And the language is beautiful…People always marvel at French but I have to say, I prefer Italian. It’s a language that speaks to me more; you have to use all of your mouth (lips, tongue, teeth…that weird flap of skin under your tongue) to speak it. It’s amazing the sounds that come out of the Italians mouths.

You can tell instantly the difference between Italy and France. France is all about QUALITY and sublime, perfected experiences over millennia. The cheese, the wine, the train stations, the buildings…there is an air of perfection and logic about the French systems. Everything works, everything makes logical sense. People know what is going on and they tell you, quite happily, if you don’t know.

In Italy, it’s not like that. Everything is a bit mad; there is chaos all over the show…but a chaos that everyone here understands and you don’t. The train stations are filthy and trains are rarely on time. It can be frustrating at times, but if you just go with it, it’s fine. There are no announcements on the trains about what the next stop is…you just have to wait in suspense, hoping that you can move you and your parents and all the bags out of the train car before the door shuts and you end of Rome or Milan.

But in the chaos is total calm, a complete surrender to the things around you. The Italians don’t really seem to be too interested in controlling much (except the Mob, they like to control everything). Things just seem to work, without too much fuss and new construction or toilet paper. Life just happens for them, easily. No wonder they annoy the French; the Italians make living a pleasurable life look so….easy.

I appreciate a good deal of chaos; it’s my nature.
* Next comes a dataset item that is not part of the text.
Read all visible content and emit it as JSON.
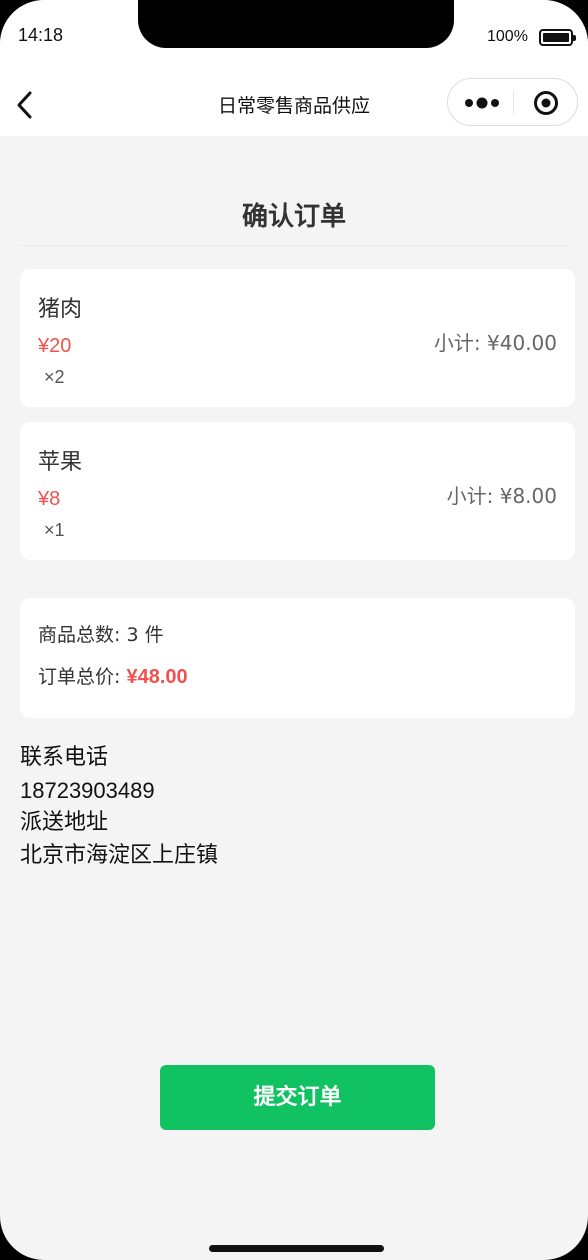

I thrive well in the unknown and unorganized. I like living unplanned mostly because I don’t trust plans at all anymore. I find that when I make plans, God or Pele or Shive or whoever laughs at me and completely changes them. So I have become an evolved appreciator of chaos. But I also appreciate hard work as well; I think in order to get something out of life, you should have to work hard at it. Nothing in life that was worth anything ever seems to be easy (at least for me) and honestly, I do enjoy a bit of blood and sweat now and then.

In Savona, I feel the same warmth in my dusty old heart that I did in Edinburgh; that sense of childlike wonder and pleasure of just walking down the street and taking all the sights in. I feel like I can breathe in this little, tiny seaside town nestled in a small valley, looking out at the ocean. It’s a place of peace and pleasure; the food, the sun, the sand and streets.

The food is wonderful; a passionate slathering of sauces, pastas…no dish, even ordered on the same day, the same thing, is ever the same. It’s all thrown together and somehow, it just works. Or not, I guess.

I remember in March I got the daft idea of taking a Med. cooking class with my friend Tynan*. Poor Tynan; we were so inappropriately matched cooking buddies. I hardly remembered any of the ingredients and just sort of throw stuff in, while Tynan, having been brought up a tidy and good kiwi boy, had everything ordered nicely (even if he did forget an ingredient or two. Hey nobody is perfect).

One time, he asked me for two table spoons of basil. I grabbed a hunk of fresh, crunchy, basil and threw it in his dish.

“Um…are you sure that was two table spoons?” He looked at me, a bit appalled.

“Sure, why not?”

Later I felt bad; Tynan probably wasn’t used to my Laissez-faire way to cook or my attitude, which has always been, with cooking, about having good ingredients, throw them together and see what happens. He had come here to learn and I was still just improvising my own thing, rarely reading the recipe, making huge errors all the time. I can be a pretty frustrating bitch.

It’s probably because I mistrust plans. I don’t have amazingly intricate plans about my life anymore, like trying to take over the world through the domination of the coffee market in Papau New Guinea (but now that you mention it, it might not be a bad idea…) or anything.

I think my philosophy now is to work hard, jump and hope I land on something soft. Preferably not just my ass, although its getting pretty soft because of all the pasta I’ve been eating! Maybe I should just subcontract my life to the Mafia; they might be able to plan better for me and only take a 15 percent cut…

*Name has been changed to protect the innocent friend.